Dean Obeidallah asks how the genuine Stephen Colbert will do, compared to "Stephen Colbert"
updated 12:34 PM EST, Thu December 18, 2014
Some GOP politicians want drug tests for welfare recipients; Eric Liu says bailed-out execs should get equal treatment
updated 8:42 AM EST, Thu December 18, 2014
Louis Perez: Obama introduced a long-absent element of lucidity into U.S. policy on Cuba.
updated 12:40 PM EST, Tue December 16, 2014
The slaughter of more than 130 children by the Pakistani Taliban may prove as pivotal to Pakistan's security policy as the 9/11 attacks were for the U.S., says Peter Bergen.
updated 11:00 AM EST, Wed December 17, 2014
The Internet is an online extension of our own neighborhoods. It's time for us to take their protection just as seriously, says Arun Vishwanath.
updated 4:54 PM EST, Tue December 16, 2014
Gayle Lemmon says we must speak out for the right of children to education -- and peace
updated 5:23 AM EST, Wed December 17, 2014
Russia's economic woes just seem to be getting worse. How will President Vladimir Putin respond? Frida Ghitis gives her take.
updated 1:39 AM EST, Wed December 17, 2014
Australia has generally seen itself as detached from the threat of terrorism. The hostage incident this week may change that, writes Max Barry.
updated 3:20 PM EST, Fri December 12, 2014
Thomas Maier says the trove of letters the Kennedy family has tried to guard from public view gives insight into the Kennedy legacy and the history of era.
updated 9:56 AM EST, Mon December 15, 2014
Will Congress reform the CIA? It's probably best not to expect much from Washington. This is not the 1970s, and the chances for substantive reform are not good.

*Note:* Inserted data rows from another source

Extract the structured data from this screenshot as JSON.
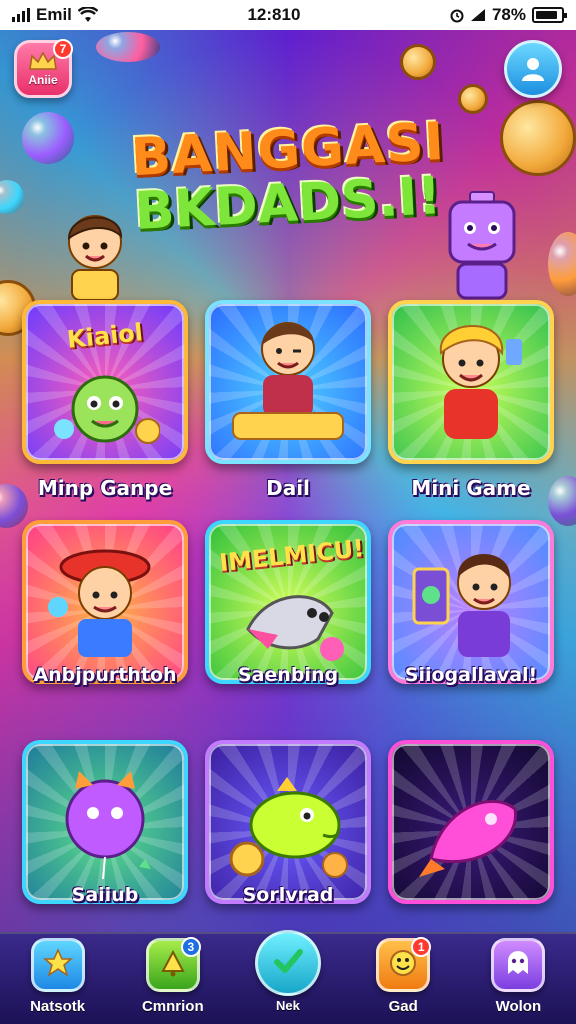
{
  "status_bar": {
    "carrier": "Emil",
    "time": "12:810",
    "battery": "78%"
  },
  "top_left_button": {
    "label": "Aniie",
    "badge": "7"
  },
  "title": {
    "line1": "BANGGASI",
    "line2": "BKDADS.I!"
  },
  "games": [
    {
      "label": "Minp Ganpe",
      "banner": "Kiaiol",
      "border": "#ffb938",
      "bg1": "#ff5fb7",
      "bg2": "#6a3cff"
    },
    {
      "label": "Dail",
      "banner": "",
      "border": "#7be3ff",
      "bg1": "#4fd0ff",
      "bg2": "#2b6bff"
    },
    {
      "label": "Mini Game",
      "banner": "",
      "border": "#ffd34d",
      "bg1": "#c9ff5a",
      "bg2": "#2fbf4f"
    },
    {
      "label": "Anbjpurthtoh",
      "banner": "",
      "border": "#ff9d3a",
      "bg1": "#ffb347",
      "bg2": "#ff3c8a"
    },
    {
      "label": "Saenbing",
      "banner": "IMELMICU!",
      "border": "#3cd6ff",
      "bg1": "#d4ff5a",
      "bg2": "#2ebf3c"
    },
    {
      "label": "Siiogallaval!",
      "banner": "",
      "border": "#ff7ad9",
      "bg1": "#b982ff",
      "bg2": "#4a8cff"
    },
    {
      "label": "Saiiub",
      "banner": "",
      "border": "#3cd6ff",
      "bg1": "#5fe08a",
      "bg2": "#1d7a9c"
    },
    {
      "label": "Sorlvrad",
      "banner": "",
      "border": "#c27bff",
      "bg1": "#6a5cff",
      "bg2": "#3b1e9e"
    },
    {
      "label": "",
      "banner": "",
      "border": "#ff4fd8",
      "bg1": "#3a1a7a",
      "bg2": "#12082e"
    }
  ],
  "bottom_nav": [
    {
      "label": "Natsotk",
      "icon": "star-icon",
      "color1": "#5fd6ff",
      "color2": "#1e88e5",
      "active": false,
      "badge": ""
    },
    {
      "label": "Cmnrion",
      "icon": "bell-icon",
      "color1": "#a6ec4a",
      "color2": "#3aa51c",
      "active": false,
      "badge": "3"
    },
    {
      "label": "Nek",
      "icon": "check-icon",
      "color1": "#6ff0ff",
      "color2": "#18a7c9",
      "active": true,
      "badge": ""
    },
    {
      "label": "Gad",
      "icon": "smile-icon",
      "color1": "#ffc04a",
      "color2": "#f07b12",
      "active": false,
      "badge": "1"
    },
    {
      "label": "Wolon",
      "icon": "ghost-icon",
      "color1": "#d08bff",
      "color2": "#7b3fe0",
      "active": false,
      "badge": ""
    }
  ]
}
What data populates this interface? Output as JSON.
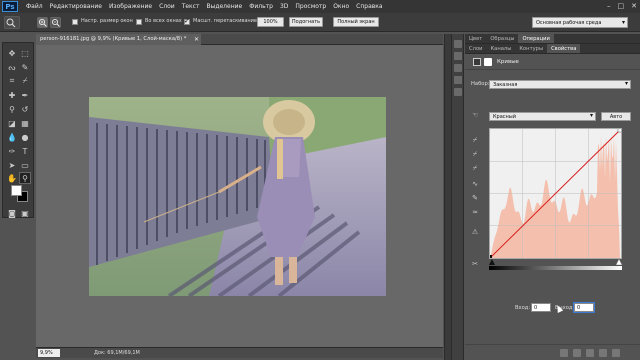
{
  "menubar": {
    "logo": "Ps",
    "items": [
      "Файл",
      "Редактирование",
      "Изображение",
      "Слои",
      "Текст",
      "Выделение",
      "Фильтр",
      "3D",
      "Просмотр",
      "Окно",
      "Справка"
    ],
    "window_controls": [
      "–",
      "□",
      "✕"
    ]
  },
  "options_bar": {
    "resize_windows_label": "Настр. размер окон",
    "all_windows_label": "Во всех окнах",
    "scrubby_zoom_label": "Масшт. перетаскиванием",
    "btn_100": "100%",
    "btn_fit": "Подогнать",
    "btn_fullscreen": "Полный экран",
    "workspace": "Основная рабочая среда",
    "checks": {
      "resize_windows": false,
      "all_windows": false,
      "scrubby_zoom": true
    }
  },
  "document": {
    "tab_title": "person-916181.jpg @ 9,9% (Кривые 1, Слой-маска/8) *",
    "tab_close": "✕",
    "zoom": "9,9%",
    "doc_size": "Док: 69,1M/69,1M"
  },
  "right_panel": {
    "top_tabs": [
      "Цвет",
      "Образцы",
      "Операции"
    ],
    "top_active": 2,
    "second_tabs": [
      "Слои",
      "Каналы",
      "Контуры",
      "Свойства"
    ],
    "second_active": 3,
    "props_title": "Кривые",
    "preset_label": "Набор:",
    "preset_value": "Заказная",
    "channel_value": "Красный",
    "auto_btn": "Авто",
    "input_label": "Вход:",
    "input_value": "0",
    "output_label": "Выход:",
    "output_value": "0"
  },
  "colors": {
    "foreground": "#ffffff",
    "background": "#000000",
    "curve_line": "#d81e1e",
    "histogram_fill": "#f4b9a4"
  }
}
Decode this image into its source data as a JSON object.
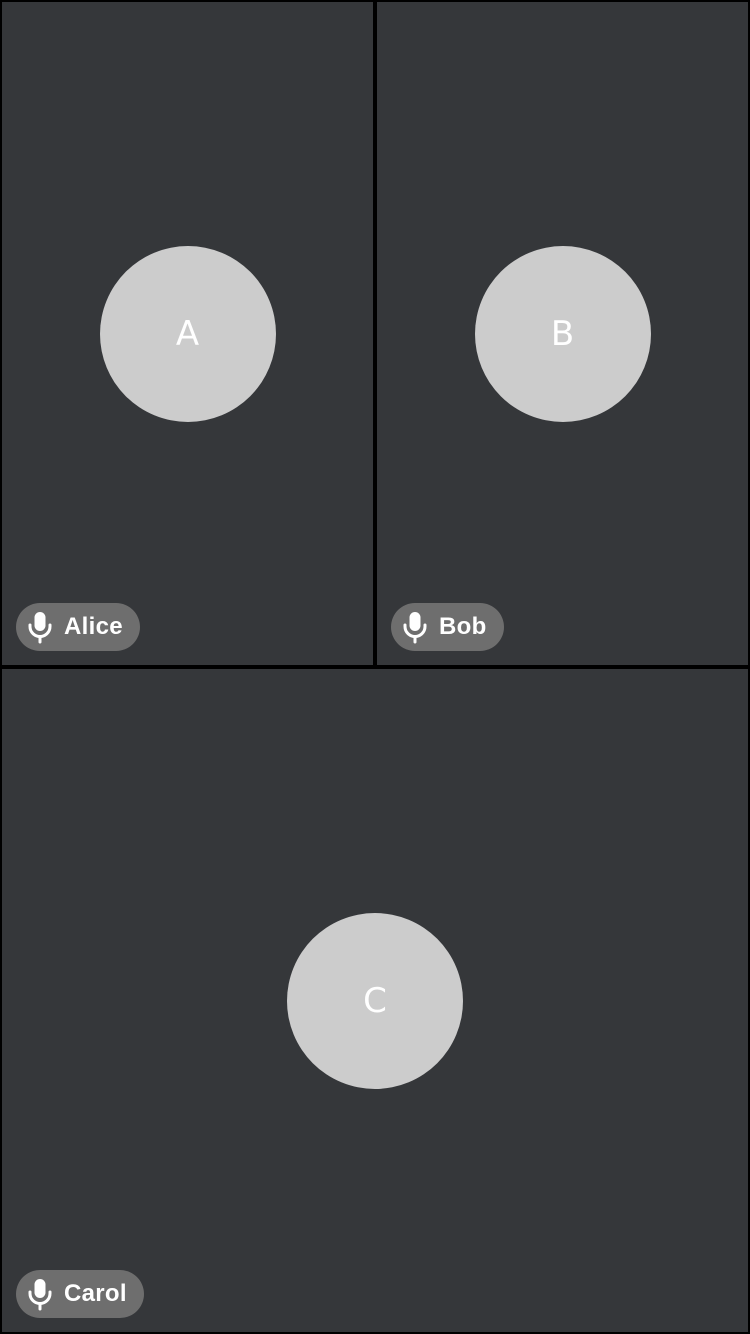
{
  "participants": [
    {
      "name": "Alice",
      "initial": "A",
      "mic_icon": "microphone-icon"
    },
    {
      "name": "Bob",
      "initial": "B",
      "mic_icon": "microphone-icon"
    },
    {
      "name": "Carol",
      "initial": "C",
      "mic_icon": "microphone-icon"
    }
  ],
  "colors": {
    "background": "#000000",
    "tile": "#35373a",
    "avatar": "#cccccc",
    "name_pill": "#6e6e6e",
    "text": "#ffffff"
  }
}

updated 4:01 PM EST, Mon December 15, 2014
From superstorms to droughts, not a week goes by without a major disruption somewhere in the U.S. But with the right planning, natural disasters don't have to be devastating.
updated 9:53 AM EST, Mon December 15, 2014
Would you rather be sexy or smart? Carol Costello says she hates this dumb question.
updated 5:53 PM EST, Sun December 14, 2014
A story about Pope Francis allegedly saying animals can go to heaven went viral late last week. The problem is that it wasn't true. Heidi Schlumpf looks at the discussion.
updated 10:50 AM EST, Sun December 14, 2014
Democratic leaders should wake up to the reality that the party's path to electoral power runs through the streets, where part of the party's base has been marching for months, says Errol Louis
updated 4:23 PM EST, Sat December 13, 2014
David Gergen: John Brennan deserves a national salute for his efforts to put the report about the CIA in perspective
updated 9:26 AM EST, Fri December 12, 2014
Anwar Sanders says that in some ways, cops and protesters are on the same side
updated 9:39 AM EST, Thu December 11, 2014
A view by Samir Naji, a Yemeni who was accused of serving in Osama bin Laden's security detail and imprisoned for nearly 13 years without charge in Guantanamo Bay
updated 12:38 PM EST, Sun December 14, 2014
S.E. Cupp asks: How much reality do you really want in your escapist TV fare?
ADVERTISEMENT
ADVERTISEMENT
ADVERTISEMENT
ADVERTISEMENT